Father Ken Doyle – the former director of media relations for the U.S. bishops who now writes a weekly question-and-answer column for the Catholic press – said in an email that, “Archbishop Gregory's assignment to Washington gives me renewed hope for the Church. I was present at Dallas in 2002 and recall his courageous leadership as president then of the U.S. Bishops' Conference. In a widely-reported talk, he admitted that bishops in the past had ‘worried more about the possibility of scandal than bringing about the kind of openness that helps prevent abuse,’ and he was determined that they were not going to leave Dallas without adopting policies of zero tolerance, transparency and the reporting of transgressors to civil authorities.”

John Carr, now the director of the Initiative on Catholic Social Thought and Public Life at Georgetown University, served as the secretary for social development and world peace at the bishops’ conference when the Dallas charter was adopted.
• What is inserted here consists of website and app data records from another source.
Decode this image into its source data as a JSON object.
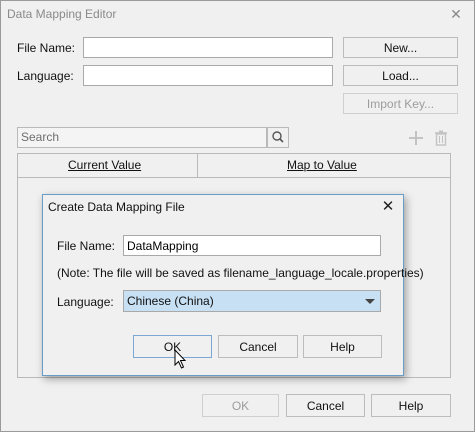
{
  "outer": {
    "title": "Data Mapping Editor",
    "file_name_label": "File Name:",
    "language_label": "Language:",
    "file_name_value": "",
    "language_value": "",
    "new_btn": "New...",
    "load_btn": "Load...",
    "import_key_btn": "Import Key...",
    "search_placeholder": "Search",
    "columns": [
      "Current Value",
      "Map to Value"
    ],
    "ok_btn": "OK",
    "cancel_btn": "Cancel",
    "help_btn": "Help"
  },
  "dialog": {
    "title": "Create Data Mapping File",
    "file_name_label": "File Name:",
    "file_name_value": "DataMapping",
    "note": "(Note: The file will be saved as filename_language_locale.properties)",
    "language_label": "Language:",
    "language_value": "Chinese (China)",
    "ok_btn": "OK",
    "cancel_btn": "Cancel",
    "help_btn": "Help"
  },
  "colors": {
    "dialog_border": "#6a9cc8",
    "select_highlight": "#c7e0f4"
  },
  "icons": [
    "close-icon",
    "search-icon",
    "add-icon",
    "delete-icon",
    "dropdown-arrow-icon",
    "mouse-cursor-icon"
  ]
}
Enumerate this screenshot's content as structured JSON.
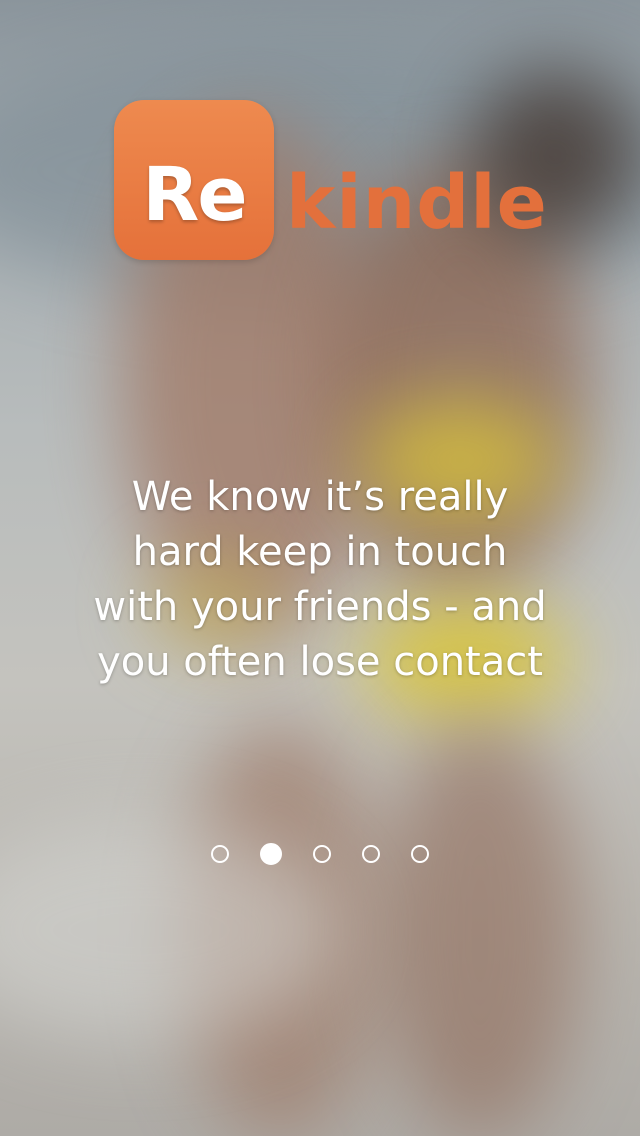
{
  "logo": {
    "badge_text": "Re",
    "word": "kindle",
    "brand_color": "#e3703c"
  },
  "tagline": {
    "lines": [
      "We know it’s really",
      "hard keep in touch",
      "with your friends - and",
      "you often lose contact"
    ]
  },
  "pager": {
    "total": 5,
    "active_index": 1
  }
}
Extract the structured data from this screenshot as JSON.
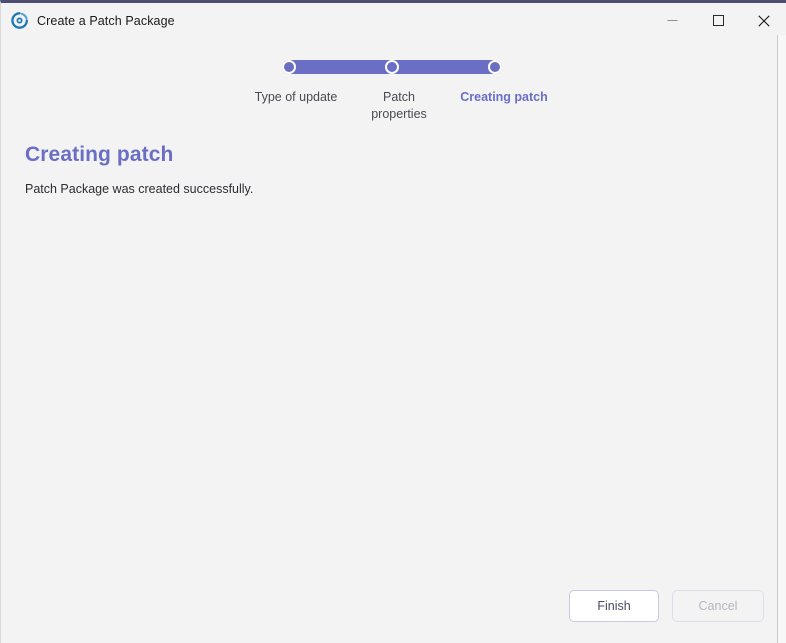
{
  "window": {
    "title": "Create a Patch Package",
    "app_icon": "patch-package-logo-icon",
    "controls": {
      "minimize_label": "Minimize",
      "maximize_label": "Maximize",
      "close_label": "Close"
    }
  },
  "stepper": {
    "current_step": 3,
    "total_steps": 3,
    "steps": [
      {
        "label": "Type of update",
        "state": "complete"
      },
      {
        "label": "Patch\nproperties",
        "state": "complete"
      },
      {
        "label": "Creating patch",
        "state": "active"
      }
    ],
    "accent_color": "#6a6ec4"
  },
  "main": {
    "title": "Creating patch",
    "description": "Patch Package was created successfully."
  },
  "footer": {
    "finish_label": "Finish",
    "cancel_label": "Cancel",
    "cancel_disabled": true
  },
  "colors": {
    "accent": "#6a6ec4",
    "title_bar_top": "#4e4e74",
    "background": "#f3f3f3",
    "text": "#2d2d33",
    "muted_text": "#4a4a55",
    "disabled_text": "#b5b5c6"
  }
}
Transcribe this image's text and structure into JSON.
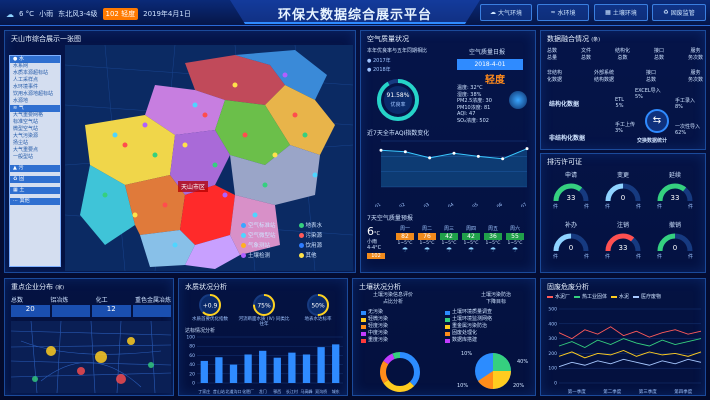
{
  "header": {
    "temp": "6 °C",
    "weather": "小雨",
    "wind": "东北风3-4级",
    "aqi_badge": "102 轻度",
    "date": "2019年4月1日",
    "title": "环保大数据综合展示平台",
    "nav": [
      {
        "label": "大气环境",
        "icon": "cloud-icon"
      },
      {
        "label": "水环境",
        "icon": "water-icon"
      },
      {
        "label": "土壤环境",
        "icon": "soil-icon"
      },
      {
        "label": "固废监管",
        "icon": "waste-icon"
      }
    ],
    "colors": {
      "accent": "#2f8bff",
      "badge": "#ff7a00",
      "title": "#e6f3ff"
    }
  },
  "map_panel": {
    "title": "天山市综合展示一张图",
    "city_label": "天山市区",
    "menu": {
      "water_title": "水",
      "water_items": [
        "水系网",
        "水质本源超标站",
        "人工采样点",
        "水环境事件",
        "饮用水源地超标站",
        "水源地"
      ],
      "air_title": "气",
      "air_items": [
        "大气重要网格",
        "标准空气站",
        "微型空气站",
        "大气污染源",
        "扬尘站",
        "大气重要点",
        "一般型站"
      ],
      "soil_title": "污",
      "waste_title": "固",
      "soil2_title": "土",
      "other_title": "其他"
    },
    "legend": [
      {
        "label": "空气标准站",
        "color": "#3aa6ff",
        "icon": "air-station-icon"
      },
      {
        "label": "地表水",
        "color": "#35d07f",
        "icon": "surface-water-icon"
      },
      {
        "label": "空气微型站",
        "color": "#4fd5ff",
        "icon": "micro-station-icon"
      },
      {
        "label": "污染源",
        "color": "#ff5a5a",
        "icon": "pollution-source-icon"
      },
      {
        "label": "气象测站",
        "color": "#ffb020",
        "icon": "weather-station-icon"
      },
      {
        "label": "饮用源",
        "color": "#2d7cff",
        "icon": "drinking-source-icon"
      },
      {
        "label": "土壤检测",
        "color": "#b060ff",
        "icon": "soil-monitor-icon"
      },
      {
        "label": "其他",
        "color": "#ffe24a",
        "icon": "other-icon"
      }
    ]
  },
  "air_panel": {
    "title": "空气质量状况",
    "compare_title": "本年优良率与五年同期相比",
    "year_a": "2017年",
    "year_b": "2018年",
    "rate": "91.58%",
    "rate_label": "优良率",
    "rate_fraction": 0.9158,
    "daily_title": "空气质量日报",
    "daily_date": "2018-4-01",
    "daily_level": "轻度",
    "daily_rows": [
      "温度: 32°C",
      "湿度: 38%",
      "PM2.5浓度: 30",
      "PM10浓度: 81",
      "AQI: 47",
      "SO₂浓度: 502"
    ],
    "trend_title": "近7天全市AQI指数变化",
    "trend_dates": [
      "2019-04-01",
      "2019-04-02",
      "2019-04-03",
      "2019-04-04",
      "2019-04-05",
      "2019-04-06",
      "2019-04-07"
    ],
    "trend_values": [
      120,
      115,
      95,
      110,
      100,
      92,
      125
    ],
    "forecast_title": "7天空气质量预报",
    "today_temp": "6",
    "today_unit": "°C",
    "today_desc": "小雨",
    "today_sub": "4-4°C",
    "today_aqi": "102",
    "forecast": [
      {
        "day": "周一",
        "aqi": "82",
        "range": "1~5°C",
        "color": "#f08a1c"
      },
      {
        "day": "周二",
        "aqi": "76",
        "range": "1~5°C",
        "color": "#f08a1c"
      },
      {
        "day": "周三",
        "aqi": "42",
        "range": "1~5°C",
        "color": "#20a04a"
      },
      {
        "day": "周四",
        "aqi": "42",
        "range": "1~5°C",
        "color": "#20a04a"
      },
      {
        "day": "周五",
        "aqi": "36",
        "range": "1~5°C",
        "color": "#20a04a"
      },
      {
        "day": "周六",
        "aqi": "55",
        "range": "1~5°C",
        "color": "#20a04a"
      }
    ]
  },
  "data_panel": {
    "title": "数据融合情况",
    "unit": "(条)",
    "stats": [
      {
        "top": "总数",
        "bottom": "总量"
      },
      {
        "top": "文件",
        "bottom": "总数"
      },
      {
        "top": "结构化",
        "bottom": "总数"
      },
      {
        "top": "接口",
        "bottom": "总数"
      },
      {
        "top": "服务",
        "bottom": "务次数"
      }
    ],
    "row2": [
      {
        "top": "非结构",
        "bottom": "化数据"
      },
      {
        "top": "外部系统",
        "bottom": "结构数据"
      },
      {
        "top": "接口",
        "bottom": "总数"
      },
      {
        "top": "服务",
        "bottom": "务次数"
      }
    ],
    "struct_label": "结构化数据",
    "unstruct_label": "非结构化数据",
    "etl": "ETL",
    "etl_val": "5%",
    "excel": "EXCEL导入",
    "excel_val": "5%",
    "manual": "手工录入",
    "manual_val": "8%",
    "upload": "手工上传",
    "upload_val": "3%",
    "once": "一次性导入",
    "once_val": "62%",
    "exchange": "交换数据统计"
  },
  "permit_panel": {
    "title": "排污许可证",
    "row1": [
      {
        "label": "申请",
        "value": "33",
        "unit": "件",
        "color": "#35d07f",
        "fraction": 0.72
      },
      {
        "label": "变更",
        "value": "0",
        "unit": "件",
        "color": "#8fd3ff",
        "fraction": 0.5
      },
      {
        "label": "延续",
        "value": "33",
        "unit": "件",
        "color": "#35d07f",
        "fraction": 0.72
      }
    ],
    "row2": [
      {
        "label": "补办",
        "value": "0",
        "unit": "件",
        "color": "#8fd3ff",
        "fraction": 0.5
      },
      {
        "label": "注销",
        "value": "33",
        "unit": "件",
        "color": "#ff5050",
        "fraction": 0.72
      },
      {
        "label": "撤销",
        "value": "0",
        "unit": "件",
        "color": "#35d07f",
        "fraction": 0.5
      }
    ]
  },
  "enterprise_panel": {
    "title": "重点企业分布",
    "unit": "(家)",
    "headers": [
      "总数",
      "铝冶炼",
      "化工",
      "重色金属冶炼"
    ],
    "values": [
      "20",
      "",
      "12",
      ""
    ]
  },
  "water_panel": {
    "title": "水质状况分析",
    "gauges": [
      {
        "value": "+0.9",
        "label": "水质首要优化指数",
        "fraction": 0.62
      },
      {
        "value": "75%",
        "label": "河流断面水质 (Ⅳ) 同类比往年",
        "fraction": 0.75
      },
      {
        "value": "50%",
        "label": "地表水达标率",
        "fraction": 0.5
      }
    ],
    "chart_title": "达标情况分析",
    "y_ticks": [
      "100",
      "80",
      "60",
      "40",
      "20",
      "0"
    ]
  },
  "soil_panel": {
    "title": "土壤状况分析",
    "left_title": "土壤污染信息评价",
    "left_sub": "占比分析",
    "right_title": "土壤污染防治",
    "right_sub": "下降目标",
    "legend_left": [
      {
        "label": "无污染",
        "color": "#2c8cff"
      },
      {
        "label": "轻微污染",
        "color": "#ffcc1f"
      },
      {
        "label": "轻度污染",
        "color": "#ff8c1a"
      },
      {
        "label": "中度污染",
        "color": "#c23cff"
      },
      {
        "label": "重度污染",
        "color": "#ff3a3a"
      }
    ],
    "legend_right": [
      {
        "label": "土壤环境质量调查",
        "color": "#2c8cff"
      },
      {
        "label": "土壤环境监测网络",
        "color": "#35d07f"
      },
      {
        "label": "重金属污染防治",
        "color": "#ffcc1f"
      },
      {
        "label": "固废处理化",
        "color": "#ff8c1a"
      },
      {
        "label": "数据库搭建",
        "color": "#c23cff"
      }
    ],
    "pie_labels": [
      "10%",
      "40%",
      "20%",
      "10%"
    ]
  },
  "waste_panel": {
    "title": "固废危废分析",
    "legend": [
      {
        "label": "水泥厂",
        "color": "#ff5a5a"
      },
      {
        "label": "热工业固体",
        "color": "#35d07f"
      },
      {
        "label": "水泥",
        "color": "#ffcc1f"
      },
      {
        "label": "医疗废物",
        "color": "#a7c8ff"
      }
    ],
    "x_labels": [
      "第一季度",
      "第二季度",
      "第三季度",
      "第四季度"
    ],
    "y_ticks": [
      "500",
      "400",
      "300",
      "200",
      "100",
      "0"
    ]
  },
  "chart_data": [
    {
      "type": "line",
      "title": "近7天全市AQI指数变化",
      "x": [
        "2019-04-01",
        "2019-04-02",
        "2019-04-03",
        "2019-04-04",
        "2019-04-05",
        "2019-04-06",
        "2019-04-07"
      ],
      "series": [
        {
          "values": [
            120,
            115,
            95,
            110,
            100,
            92,
            125
          ]
        }
      ],
      "ylim": [
        0,
        150
      ]
    },
    {
      "type": "bar",
      "title": "达标情况分析",
      "categories": [
        "丁家庄",
        "昔山站",
        "北道沟口",
        "化肥厂",
        "龙门",
        "鄂西",
        "长江村",
        "马高峰",
        "双沟桥",
        "城东"
      ],
      "values": [
        48,
        56,
        40,
        62,
        70,
        55,
        66,
        62,
        78,
        84
      ],
      "ylim": [
        0,
        100
      ]
    },
    {
      "type": "line",
      "title": "固废危废分析",
      "x": [
        "第一季度",
        "第二季度",
        "第三季度",
        "第四季度"
      ],
      "series": [
        {
          "name": "水泥厂",
          "values": [
            340,
            300,
            360,
            330,
            380,
            320,
            350,
            310,
            340,
            360,
            330,
            350
          ]
        },
        {
          "name": "热工业固体",
          "values": [
            250,
            280,
            240,
            290,
            260,
            300,
            270,
            250,
            290,
            260,
            280,
            300
          ]
        },
        {
          "name": "水泥",
          "values": [
            180,
            210,
            170,
            200,
            190,
            220,
            180,
            210,
            190,
            200,
            180,
            210
          ]
        },
        {
          "name": "医疗废物",
          "values": [
            110,
            140,
            120,
            150,
            130,
            160,
            140,
            120,
            150,
            130,
            160,
            140
          ]
        }
      ],
      "ylim": [
        0,
        500
      ]
    }
  ]
}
The abuse crisis, and the bishops’ actions then, impacted him as a staff member and as the parent of two teen-age sons, he said, adding, “It was personal.”

Carr said he witnessed how then-Bishop Gregory, in the eye of that storm, “consistently stood up for victims and their families.”

The charter and its elements, including the proposed “zero tolerance” policy on clergy abuse, had to be worked through, Carr said, adding that Washington’s future archbishop “was persistent, consistent and principled in making it happen, and he was courageous.”

Praising the appointment of Archbishop Gregory to Washington, Carr said, “He is smart, he is pastoral, and he is principled, and we need that at this time.” And he believes that Archbishop Gregory becoming the first African American to serve as the archbishop of Washington “reminds us of the vitality and contributions of African American Catholics here and beyond.”

Carr, who this past year shared his own story of being abused in the seminary, said Archbishop Gregory can help heal and renew the Church in Washington.

“Because he’s been through this, I think he’s deeply committed to survivors, he’s deeply committed to telling the truth, and deeply committed to being accountable,” Carr said. “All that comes before healing.”